By Ben Westhoff and Sarah Purkrabek
By Steve Brennan
By Joseph Hess
By Allsion Babka
By Kelsey McClure
By RFT Music
By Christian Schaeffer
By Gabriel San Roman
OK, nobody wants to hear about another band channeling the spirit of 1976, especially not one with a name that starts with "the." But the Shazam, from Nashville, are on a whole different frequency than the garage-rock revivalists who put Television and Richard Hell back into name-dropping circulation. The Shazam don't sound at all like a CBGB band; they're into big-time hook-heavy, FM-radio, arena-size power pop, perfect for a sweaty makeout session in the back of a Camaro. An old Camaro.
On their latest record, Tomorrow the World, the band -- which consists of singer/guitarist Hans Rotenberry, drummer Scott Ballew, bassist Mick Wilson and guitarist Jeremy Asbrock -- has added a little more power to its pop, leaning more toward Cheap Trick than Big Star. Even the slow songs, such as "Not Lost Anymore," are stripped of the shimmering psychedelia that marked the Shazam's two previous albums. After nine years of touring, the group has figured out what works: Finally the records live up to the promise of the live shows.
And the Shazam does put on a show. Here in the U.S., they usually play at small clubs, but they've honed their set on big stages in the U.K., where they've had enormous critical support and moderate commercial success.
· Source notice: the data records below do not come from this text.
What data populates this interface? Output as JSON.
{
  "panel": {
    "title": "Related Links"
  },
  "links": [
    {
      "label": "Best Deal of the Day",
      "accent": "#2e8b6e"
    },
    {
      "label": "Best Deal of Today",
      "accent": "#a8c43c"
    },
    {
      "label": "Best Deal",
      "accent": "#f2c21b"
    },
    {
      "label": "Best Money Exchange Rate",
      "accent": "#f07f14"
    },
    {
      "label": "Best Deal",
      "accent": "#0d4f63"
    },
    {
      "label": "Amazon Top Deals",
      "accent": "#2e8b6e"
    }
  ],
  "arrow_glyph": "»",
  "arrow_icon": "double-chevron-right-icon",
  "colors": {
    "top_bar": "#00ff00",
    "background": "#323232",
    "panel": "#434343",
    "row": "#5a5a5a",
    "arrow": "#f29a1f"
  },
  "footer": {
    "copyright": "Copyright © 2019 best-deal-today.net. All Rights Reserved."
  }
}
That hasn't quite translated here at home, but it won't keep the Shazam from making Off Broadway feel a lot bigger on the inside than it really is.